• _EXERCISE PROMPT_: Give the total number of lines in the data below that include "loader", and nothing else.

-------- INFORMATION

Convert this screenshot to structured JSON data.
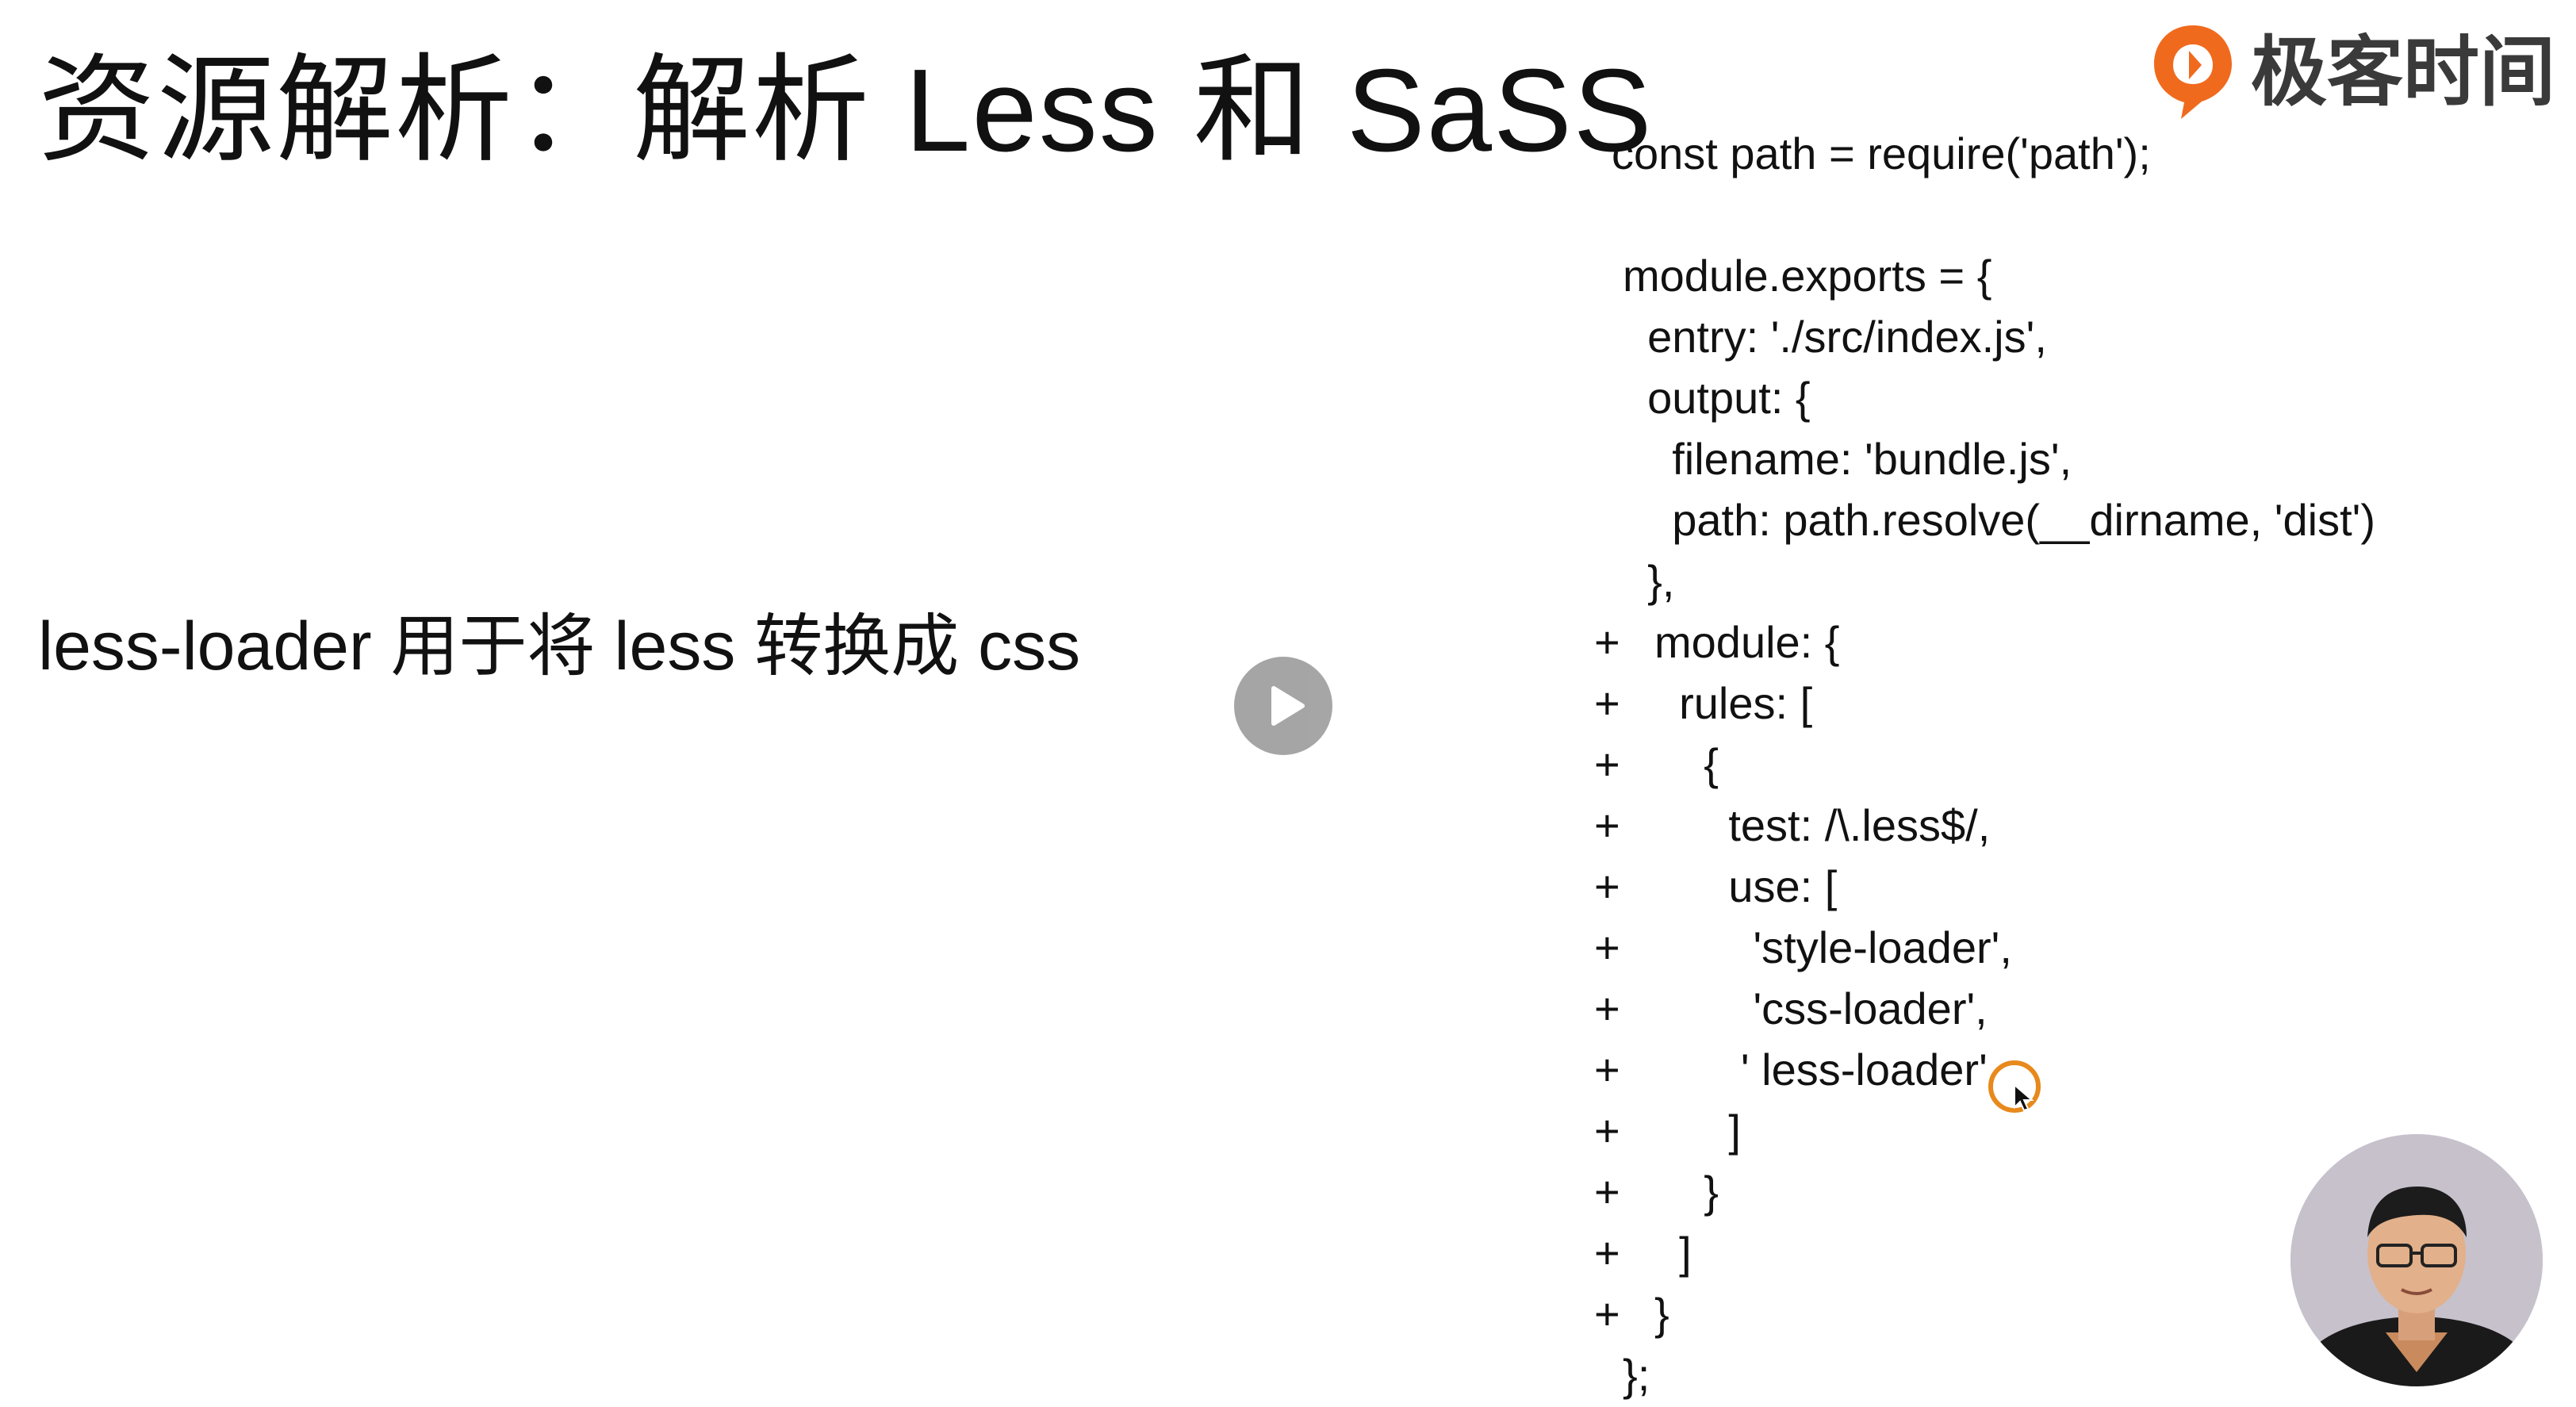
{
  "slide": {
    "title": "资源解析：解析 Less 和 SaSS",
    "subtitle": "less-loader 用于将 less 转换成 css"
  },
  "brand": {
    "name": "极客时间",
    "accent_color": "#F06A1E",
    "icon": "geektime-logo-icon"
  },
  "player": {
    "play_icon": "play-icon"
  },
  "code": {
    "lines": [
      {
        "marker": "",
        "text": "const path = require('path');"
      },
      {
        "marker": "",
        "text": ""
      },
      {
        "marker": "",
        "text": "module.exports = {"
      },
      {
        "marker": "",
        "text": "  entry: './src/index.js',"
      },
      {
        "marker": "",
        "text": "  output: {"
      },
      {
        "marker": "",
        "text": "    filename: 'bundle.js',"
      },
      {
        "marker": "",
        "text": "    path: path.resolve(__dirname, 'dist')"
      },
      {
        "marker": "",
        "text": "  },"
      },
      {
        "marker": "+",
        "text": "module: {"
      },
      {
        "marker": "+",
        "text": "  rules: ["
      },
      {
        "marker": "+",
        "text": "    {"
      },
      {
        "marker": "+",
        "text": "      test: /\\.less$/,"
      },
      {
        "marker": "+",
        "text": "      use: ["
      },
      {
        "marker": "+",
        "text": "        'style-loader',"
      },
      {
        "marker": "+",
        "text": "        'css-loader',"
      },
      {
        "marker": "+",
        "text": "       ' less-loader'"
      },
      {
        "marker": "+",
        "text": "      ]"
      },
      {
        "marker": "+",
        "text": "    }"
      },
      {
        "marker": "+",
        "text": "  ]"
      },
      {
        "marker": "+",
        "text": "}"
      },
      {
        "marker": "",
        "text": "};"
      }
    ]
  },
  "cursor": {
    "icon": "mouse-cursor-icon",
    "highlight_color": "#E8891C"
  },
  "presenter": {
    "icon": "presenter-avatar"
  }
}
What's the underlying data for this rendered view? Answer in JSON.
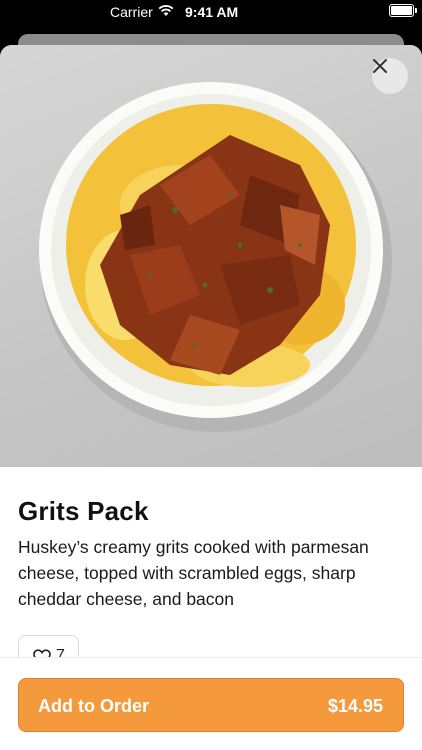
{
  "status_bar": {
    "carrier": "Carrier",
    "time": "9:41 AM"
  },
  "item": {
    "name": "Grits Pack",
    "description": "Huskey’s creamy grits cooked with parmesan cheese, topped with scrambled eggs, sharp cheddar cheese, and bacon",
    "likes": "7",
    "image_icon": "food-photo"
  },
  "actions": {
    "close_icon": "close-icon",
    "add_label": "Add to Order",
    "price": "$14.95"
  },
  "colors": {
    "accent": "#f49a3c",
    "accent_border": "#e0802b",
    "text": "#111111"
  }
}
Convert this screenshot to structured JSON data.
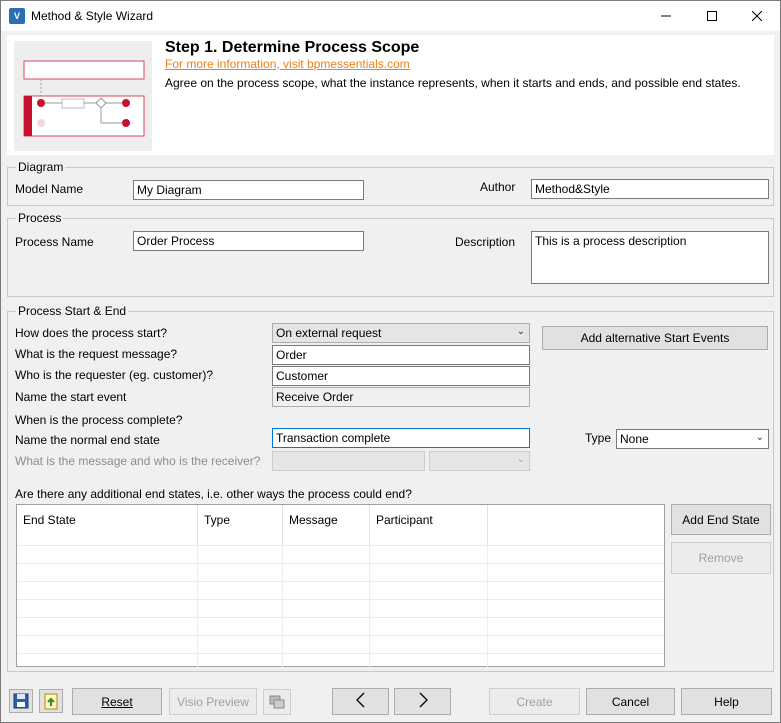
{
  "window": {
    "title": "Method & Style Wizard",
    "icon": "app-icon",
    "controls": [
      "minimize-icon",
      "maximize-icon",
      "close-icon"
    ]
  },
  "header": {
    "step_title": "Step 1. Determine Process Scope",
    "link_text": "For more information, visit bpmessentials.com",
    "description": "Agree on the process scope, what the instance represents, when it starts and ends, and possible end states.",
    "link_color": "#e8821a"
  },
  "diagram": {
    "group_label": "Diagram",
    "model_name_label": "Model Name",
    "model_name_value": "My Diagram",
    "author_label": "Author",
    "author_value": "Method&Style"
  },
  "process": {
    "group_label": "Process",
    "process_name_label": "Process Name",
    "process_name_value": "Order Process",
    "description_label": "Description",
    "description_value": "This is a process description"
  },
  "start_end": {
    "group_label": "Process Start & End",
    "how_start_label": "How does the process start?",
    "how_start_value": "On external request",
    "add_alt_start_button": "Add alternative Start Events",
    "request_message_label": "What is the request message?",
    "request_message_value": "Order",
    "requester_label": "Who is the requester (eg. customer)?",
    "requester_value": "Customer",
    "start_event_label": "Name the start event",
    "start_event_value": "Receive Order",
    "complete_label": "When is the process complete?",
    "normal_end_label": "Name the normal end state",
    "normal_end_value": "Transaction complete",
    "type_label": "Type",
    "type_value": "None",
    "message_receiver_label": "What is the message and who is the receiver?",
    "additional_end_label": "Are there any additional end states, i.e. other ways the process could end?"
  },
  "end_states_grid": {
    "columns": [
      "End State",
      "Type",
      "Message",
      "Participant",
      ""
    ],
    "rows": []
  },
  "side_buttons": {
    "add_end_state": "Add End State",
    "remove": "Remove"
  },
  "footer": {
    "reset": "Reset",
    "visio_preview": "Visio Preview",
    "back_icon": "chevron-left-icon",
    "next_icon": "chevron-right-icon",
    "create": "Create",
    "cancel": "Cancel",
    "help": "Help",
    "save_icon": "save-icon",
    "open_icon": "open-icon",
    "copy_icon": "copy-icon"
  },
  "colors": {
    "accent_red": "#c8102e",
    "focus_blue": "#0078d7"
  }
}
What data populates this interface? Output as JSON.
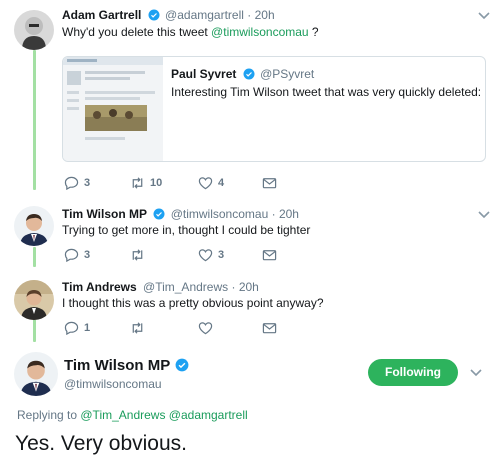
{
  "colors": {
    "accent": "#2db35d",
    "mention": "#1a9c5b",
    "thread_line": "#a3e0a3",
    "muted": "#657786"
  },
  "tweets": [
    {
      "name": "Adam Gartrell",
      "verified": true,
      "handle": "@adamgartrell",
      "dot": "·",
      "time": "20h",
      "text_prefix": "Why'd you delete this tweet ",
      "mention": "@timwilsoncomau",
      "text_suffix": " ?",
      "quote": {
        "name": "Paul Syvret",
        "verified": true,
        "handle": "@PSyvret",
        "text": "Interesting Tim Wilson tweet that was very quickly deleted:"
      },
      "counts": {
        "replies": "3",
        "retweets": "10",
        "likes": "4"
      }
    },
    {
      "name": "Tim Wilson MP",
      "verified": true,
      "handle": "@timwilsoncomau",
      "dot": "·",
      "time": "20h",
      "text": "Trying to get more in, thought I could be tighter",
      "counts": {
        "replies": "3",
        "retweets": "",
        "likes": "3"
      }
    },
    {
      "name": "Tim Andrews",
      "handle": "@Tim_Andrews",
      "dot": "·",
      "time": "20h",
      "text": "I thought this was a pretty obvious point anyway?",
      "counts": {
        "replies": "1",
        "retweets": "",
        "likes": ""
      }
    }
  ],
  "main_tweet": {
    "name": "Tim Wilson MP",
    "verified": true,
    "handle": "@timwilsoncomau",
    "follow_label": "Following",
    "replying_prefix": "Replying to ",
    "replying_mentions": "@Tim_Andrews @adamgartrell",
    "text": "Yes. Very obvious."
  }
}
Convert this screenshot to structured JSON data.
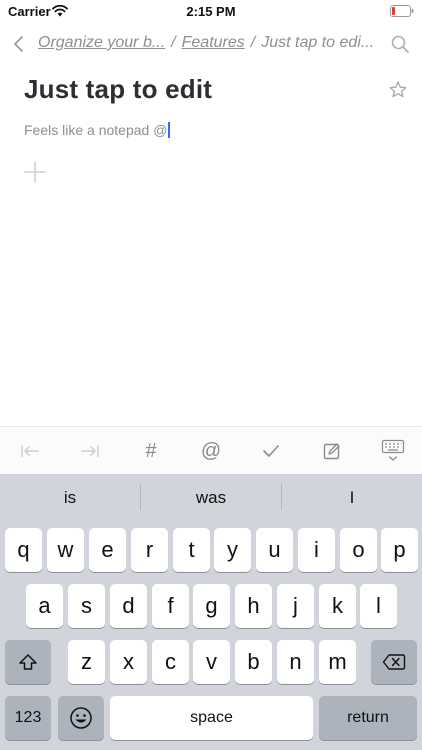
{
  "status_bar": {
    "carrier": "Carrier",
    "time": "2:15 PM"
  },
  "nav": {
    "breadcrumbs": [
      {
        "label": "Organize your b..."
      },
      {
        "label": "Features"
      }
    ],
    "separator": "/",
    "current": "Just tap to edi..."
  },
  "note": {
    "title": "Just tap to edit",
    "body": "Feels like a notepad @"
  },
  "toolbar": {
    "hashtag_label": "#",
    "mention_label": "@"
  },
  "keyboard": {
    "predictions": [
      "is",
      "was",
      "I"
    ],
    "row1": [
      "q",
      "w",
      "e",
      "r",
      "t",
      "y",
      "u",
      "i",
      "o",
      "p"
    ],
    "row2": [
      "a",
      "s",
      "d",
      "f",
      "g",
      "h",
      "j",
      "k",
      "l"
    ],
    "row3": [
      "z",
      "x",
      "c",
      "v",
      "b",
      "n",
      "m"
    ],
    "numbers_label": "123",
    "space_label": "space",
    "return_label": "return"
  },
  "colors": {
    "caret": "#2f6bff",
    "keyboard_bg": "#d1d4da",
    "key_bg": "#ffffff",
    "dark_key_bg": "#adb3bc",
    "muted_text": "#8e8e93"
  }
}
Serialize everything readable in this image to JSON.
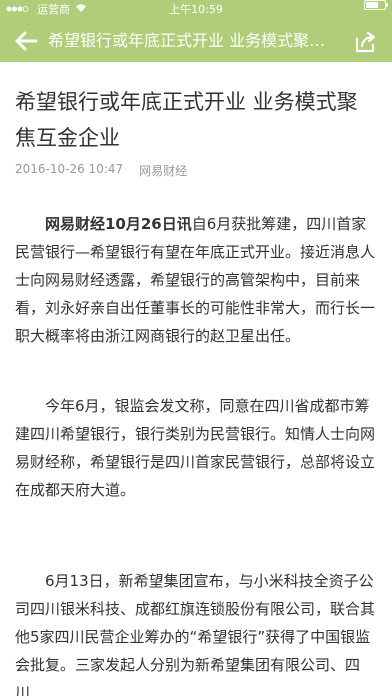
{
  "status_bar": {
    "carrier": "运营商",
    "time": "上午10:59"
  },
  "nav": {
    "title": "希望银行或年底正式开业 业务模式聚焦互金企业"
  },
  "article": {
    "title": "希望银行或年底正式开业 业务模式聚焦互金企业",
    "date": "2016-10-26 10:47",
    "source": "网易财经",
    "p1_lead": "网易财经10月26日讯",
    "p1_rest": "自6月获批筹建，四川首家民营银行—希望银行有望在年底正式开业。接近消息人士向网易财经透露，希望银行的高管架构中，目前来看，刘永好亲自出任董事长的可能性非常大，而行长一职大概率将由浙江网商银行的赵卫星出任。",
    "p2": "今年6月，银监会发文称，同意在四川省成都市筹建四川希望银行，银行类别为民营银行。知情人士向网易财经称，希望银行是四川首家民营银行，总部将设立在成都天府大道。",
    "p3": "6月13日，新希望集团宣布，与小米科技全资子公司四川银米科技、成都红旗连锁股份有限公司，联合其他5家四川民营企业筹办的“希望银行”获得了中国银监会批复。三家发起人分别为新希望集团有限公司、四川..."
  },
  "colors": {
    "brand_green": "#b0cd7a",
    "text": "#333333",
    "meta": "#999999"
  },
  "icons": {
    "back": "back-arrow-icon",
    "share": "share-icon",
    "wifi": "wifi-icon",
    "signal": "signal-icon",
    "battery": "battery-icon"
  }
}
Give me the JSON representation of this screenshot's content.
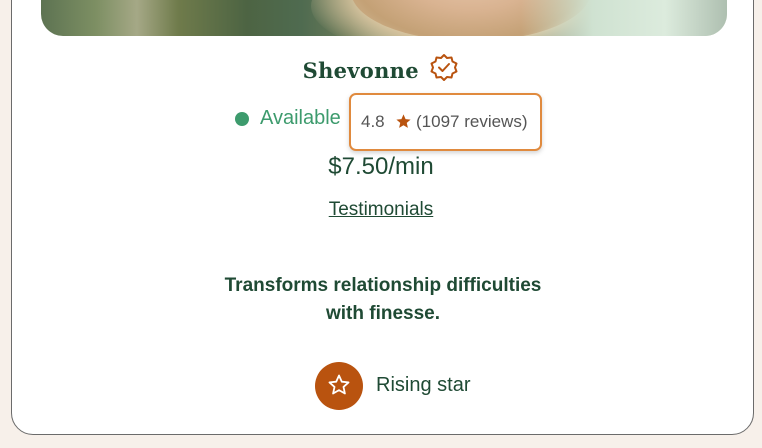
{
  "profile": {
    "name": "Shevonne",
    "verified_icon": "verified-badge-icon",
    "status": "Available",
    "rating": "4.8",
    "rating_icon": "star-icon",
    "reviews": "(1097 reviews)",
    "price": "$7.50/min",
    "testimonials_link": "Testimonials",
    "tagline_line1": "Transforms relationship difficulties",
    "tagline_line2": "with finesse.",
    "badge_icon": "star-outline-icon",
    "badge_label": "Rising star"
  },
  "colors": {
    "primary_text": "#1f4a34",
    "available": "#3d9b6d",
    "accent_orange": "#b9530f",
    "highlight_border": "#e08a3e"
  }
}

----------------

• _RESPONSE TO THE EXERCISE_: 4